Berkowitz: He [Devine] may have a conflict. I am not questioning-- he is a former guest [of this show]; I think he is a very honorable guy. But when someone has a conflict, it doesn't mean that he is not honorable-- it means that he has a conflict of interest [This is the same obvious point that 9/11 Commissioner Richard BenVeniste pretended not to know when he said-- how could 9/11 Commissioner Jamie Gorelick have a conflict of Interent, in light of what a good, honorable person she is].

Claypool: Well, I don't think these types of conflicts you are talking about would rise to the level of preventing the elected prosecutor of the County [of Cook] from pursuing criminal claims over an issue so significant that it cost the lives of these young people-- so I really don't believe that would be the case.
Berkowitz: ...Not run for it. If [County Board President] Stroger were to step down [next year], would you let your name be used as someone to be nominated and elected by the County Board as President?

Claypool: No, there are a lot more popular people on that Board than me. No, I would not.

Berkowitz: Who would that be [that you might support for County Board President]?

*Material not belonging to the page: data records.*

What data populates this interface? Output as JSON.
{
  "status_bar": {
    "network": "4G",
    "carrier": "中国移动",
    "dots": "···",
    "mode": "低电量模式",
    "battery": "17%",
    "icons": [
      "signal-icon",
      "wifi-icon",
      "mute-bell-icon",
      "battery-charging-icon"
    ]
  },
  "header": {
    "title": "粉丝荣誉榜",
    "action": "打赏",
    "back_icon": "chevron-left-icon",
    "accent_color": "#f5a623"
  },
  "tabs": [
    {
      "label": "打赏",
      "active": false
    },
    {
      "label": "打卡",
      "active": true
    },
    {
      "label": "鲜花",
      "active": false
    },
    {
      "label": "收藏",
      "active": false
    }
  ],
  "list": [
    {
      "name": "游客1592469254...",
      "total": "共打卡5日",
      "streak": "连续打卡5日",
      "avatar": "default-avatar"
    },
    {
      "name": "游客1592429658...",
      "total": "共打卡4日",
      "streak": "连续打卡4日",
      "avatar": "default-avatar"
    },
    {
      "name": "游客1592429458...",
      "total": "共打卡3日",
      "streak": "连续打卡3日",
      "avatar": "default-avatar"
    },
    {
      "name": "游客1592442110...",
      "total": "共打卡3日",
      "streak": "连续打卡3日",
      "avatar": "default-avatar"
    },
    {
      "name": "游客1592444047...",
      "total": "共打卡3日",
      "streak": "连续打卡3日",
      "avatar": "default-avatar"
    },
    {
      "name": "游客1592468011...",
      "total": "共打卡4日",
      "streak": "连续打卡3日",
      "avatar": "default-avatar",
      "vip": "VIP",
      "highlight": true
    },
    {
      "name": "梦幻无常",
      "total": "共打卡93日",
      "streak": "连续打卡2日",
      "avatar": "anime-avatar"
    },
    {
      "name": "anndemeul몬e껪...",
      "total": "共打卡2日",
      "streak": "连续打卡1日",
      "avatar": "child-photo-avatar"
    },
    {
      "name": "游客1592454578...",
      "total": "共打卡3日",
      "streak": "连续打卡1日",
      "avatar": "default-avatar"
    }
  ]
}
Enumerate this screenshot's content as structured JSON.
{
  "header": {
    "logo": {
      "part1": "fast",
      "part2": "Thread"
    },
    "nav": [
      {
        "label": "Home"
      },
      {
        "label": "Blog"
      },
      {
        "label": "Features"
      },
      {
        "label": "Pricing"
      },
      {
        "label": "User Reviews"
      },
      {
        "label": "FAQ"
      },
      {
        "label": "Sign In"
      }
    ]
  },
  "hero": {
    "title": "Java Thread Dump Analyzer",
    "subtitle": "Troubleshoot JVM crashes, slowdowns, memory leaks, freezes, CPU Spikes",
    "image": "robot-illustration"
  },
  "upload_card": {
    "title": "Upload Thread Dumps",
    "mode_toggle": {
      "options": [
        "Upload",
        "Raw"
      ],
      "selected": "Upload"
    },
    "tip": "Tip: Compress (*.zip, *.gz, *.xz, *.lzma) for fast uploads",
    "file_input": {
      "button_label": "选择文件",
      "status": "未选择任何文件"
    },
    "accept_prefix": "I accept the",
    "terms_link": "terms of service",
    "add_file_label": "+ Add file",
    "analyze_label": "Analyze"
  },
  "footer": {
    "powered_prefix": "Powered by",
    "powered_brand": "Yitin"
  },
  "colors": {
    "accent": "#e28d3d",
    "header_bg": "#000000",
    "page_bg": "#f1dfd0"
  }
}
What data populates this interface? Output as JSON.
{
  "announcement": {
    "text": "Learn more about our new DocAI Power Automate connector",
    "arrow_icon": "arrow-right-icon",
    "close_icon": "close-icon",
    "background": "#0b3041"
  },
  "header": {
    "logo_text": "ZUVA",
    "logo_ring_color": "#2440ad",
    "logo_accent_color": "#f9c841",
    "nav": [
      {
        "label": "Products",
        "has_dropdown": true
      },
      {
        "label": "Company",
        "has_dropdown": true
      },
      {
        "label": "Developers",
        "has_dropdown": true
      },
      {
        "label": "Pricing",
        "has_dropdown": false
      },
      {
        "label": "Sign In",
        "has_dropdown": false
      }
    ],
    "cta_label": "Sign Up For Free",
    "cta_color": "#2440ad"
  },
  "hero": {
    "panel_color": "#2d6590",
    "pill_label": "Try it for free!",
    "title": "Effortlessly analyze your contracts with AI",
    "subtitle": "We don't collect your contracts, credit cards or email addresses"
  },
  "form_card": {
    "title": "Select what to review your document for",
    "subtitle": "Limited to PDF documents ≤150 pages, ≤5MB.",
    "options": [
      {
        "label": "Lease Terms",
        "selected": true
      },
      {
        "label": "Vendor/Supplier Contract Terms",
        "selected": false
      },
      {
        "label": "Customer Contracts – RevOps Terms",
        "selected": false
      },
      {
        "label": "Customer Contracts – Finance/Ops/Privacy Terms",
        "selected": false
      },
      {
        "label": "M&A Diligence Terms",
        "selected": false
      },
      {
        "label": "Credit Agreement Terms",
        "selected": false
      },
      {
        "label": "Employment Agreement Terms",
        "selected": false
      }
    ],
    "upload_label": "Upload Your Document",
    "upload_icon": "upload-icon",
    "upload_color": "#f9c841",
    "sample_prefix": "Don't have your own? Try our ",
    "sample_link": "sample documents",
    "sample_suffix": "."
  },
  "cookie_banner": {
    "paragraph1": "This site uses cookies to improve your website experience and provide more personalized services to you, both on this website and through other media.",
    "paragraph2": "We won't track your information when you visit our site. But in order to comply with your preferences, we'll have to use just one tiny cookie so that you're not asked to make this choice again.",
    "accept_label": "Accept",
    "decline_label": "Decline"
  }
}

Claypool: [Laughter]. That is premature. I would not want to speculate on that.
Forrest Claypool, Cook County Board Member, interviewed on "Public Affairs," filmed on May 8, 2004, and as is being cablecast on "Public Affairs," and as will be cablecast through-out the City of Chicago tonight, May 24 at 8:30 pm on Cable Ch. 21 [CANTV] on "Public Affairs."